It’s a profound unsettling that asks a question Barbie Land can’t answer: Who am I? What am I made for? It’s a human question that demands a human answer, which is where Ruth, the creator of Barbie, enters to show her perfect, plastic, fantastic idea what it means to love and, therefore, to be human. Ruth takes Barbie’s question seriously and gives her the real deal of being human: “and then you die.” Barbie is undeterred. She wants to do the imagining and not be the imagined. She wants to be part of a people that makes meaning rather than just the thing that is made. We, who are trying to recover the awareness of our original dependence, might quake at those “meaning making” words, but Barbie is talking about being an object, a plastic plaything, and she wants instead what’s real. She asks Ruth for permission to be human, assuming her creator controls her (which makes sense since her previous bout of “irrepressible thoughts about death” came from Gloria, her owner), and here we get the most truly maternal response: “I don’t control you any more than I can control my own daughter.” It’s a statement of freedom, a mother’s freedom in front of her child’s freedom, and so is full of love and not resignation or resentment. Rather than passing judgment over Barbie’s desires (pro or con), Ruth reframes the whole scene, “I always knew that Barbie would surprise me…I hoped for you like I hoped for her [Barbara, her own daughter].” The little, old, hunched woman takes the hands of tall, stunningly beautiful, forever young Barbie, and shows her all the light, the mess, and the suffering of being human.

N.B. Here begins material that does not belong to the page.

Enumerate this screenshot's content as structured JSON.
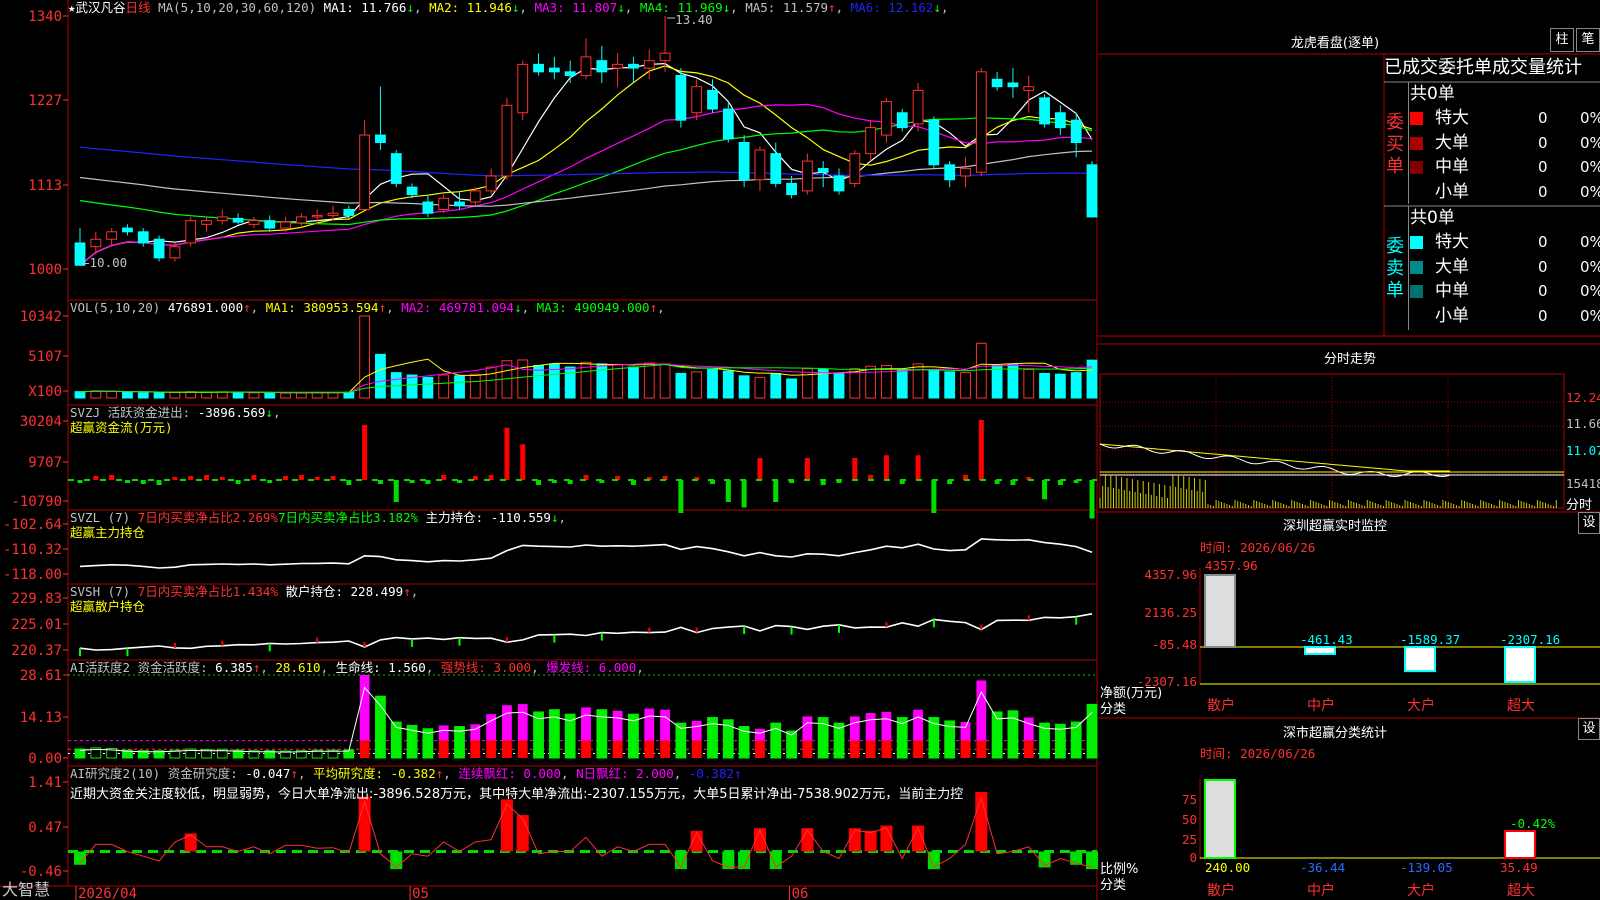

Barbie has seen enough to follow, and so takes a step not too long for her disproportionately long legs. The very first scene seemed to smash all the “traditional values” of womanhood and femininity and replace them with a new hope for girls wanting to take on the world and mold it into the stuff of their dreams. It might even seem that Barbie’s desire to be human was rooted in her ambition to make herself instead of being made, to throw off gender norms and shape the world according to her ideal. But these first glances seem too shallow if we consider the final scene. On her first day as a bona fide woman we are shown a glaringly clear place to start as Barbie keeps asking these questions: Who am I? What am I made for? The place to start is her own body, which is now the body of a fully human woman. Gloria drops her off at the curb, in her business casual garb and cute, but flat, sandals, and wishes her luck. For what? A job interview? Nope. Her first stop as a woman: the gynecologist.

Carie, Jacksonville, FL